» Provided information:

☆ ☆ ☆ ☆

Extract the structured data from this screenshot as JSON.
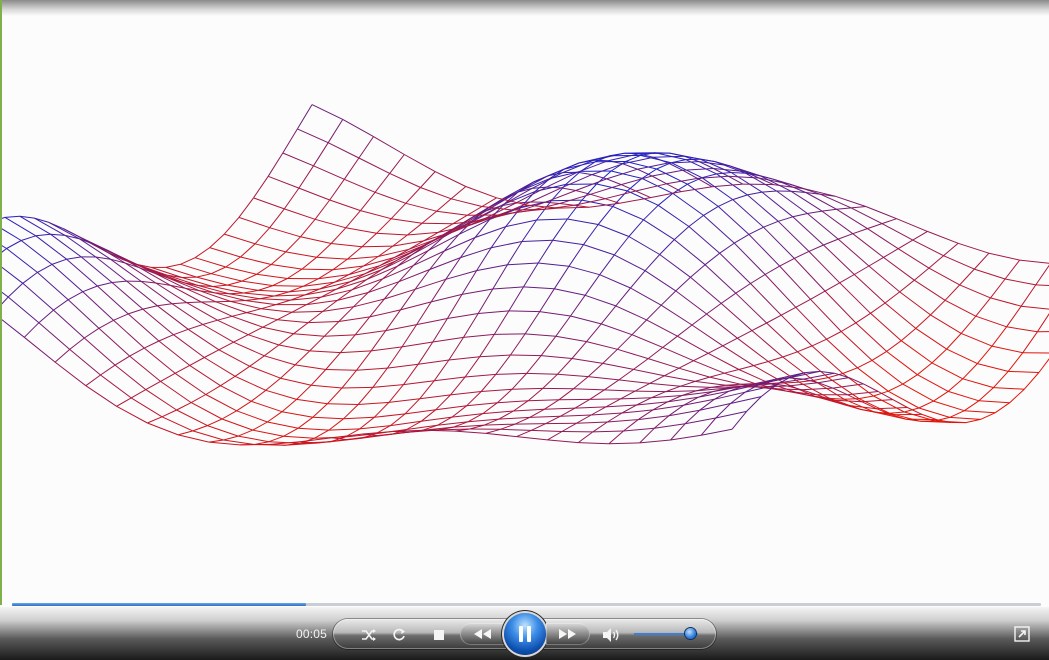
{
  "player": {
    "time_elapsed": "00:05",
    "progress_fraction": 0.286,
    "volume_fraction": 0.88,
    "state": "playing"
  },
  "visualization": {
    "type": "wireframe-surface",
    "color_top": "#1a22c8",
    "color_bottom": "#e0140a"
  },
  "icons": {
    "shuffle": "shuffle-icon",
    "repeat": "repeat-icon",
    "stop": "stop-icon",
    "rewind": "rewind-icon",
    "pause": "pause-icon",
    "forward": "fast-forward-icon",
    "mute": "speaker-icon",
    "fullscreen": "fullscreen-icon"
  }
}
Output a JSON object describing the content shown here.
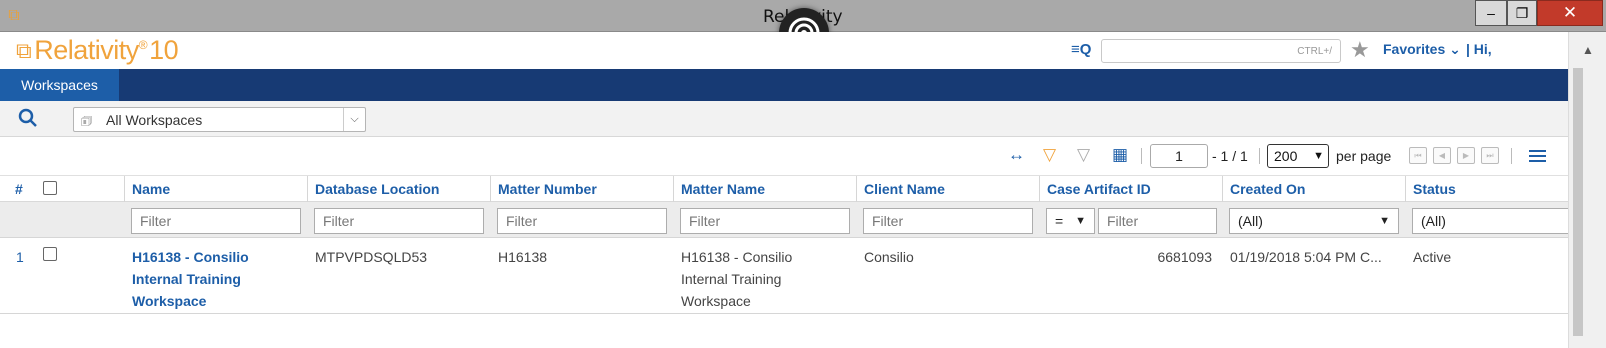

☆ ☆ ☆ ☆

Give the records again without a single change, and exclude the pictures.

Extract the structured data from this screenshot as JSON.
{
  "player": {
    "time_elapsed": "00:05",
    "progress_fraction": 0.286,
    "volume_fraction": 0.88,
    "state": "playing"
  },
  "visualization": {
    "type": "wireframe-surface",
    "color_top": "#1a22c8",
    "color_bottom": "#e0140a"
  },
  "icons": {
    "shuffle": "shuffle-icon",
    "repeat": "repeat-icon",
    "stop": "stop-icon",
    "rewind": "rewind-icon",
    "pause": "pause-icon",
    "forward": "fast-forward-icon",
    "mute": "speaker-icon",
    "fullscreen": "fullscreen-icon"
  }
}
Output a JSON object describing the content shown here.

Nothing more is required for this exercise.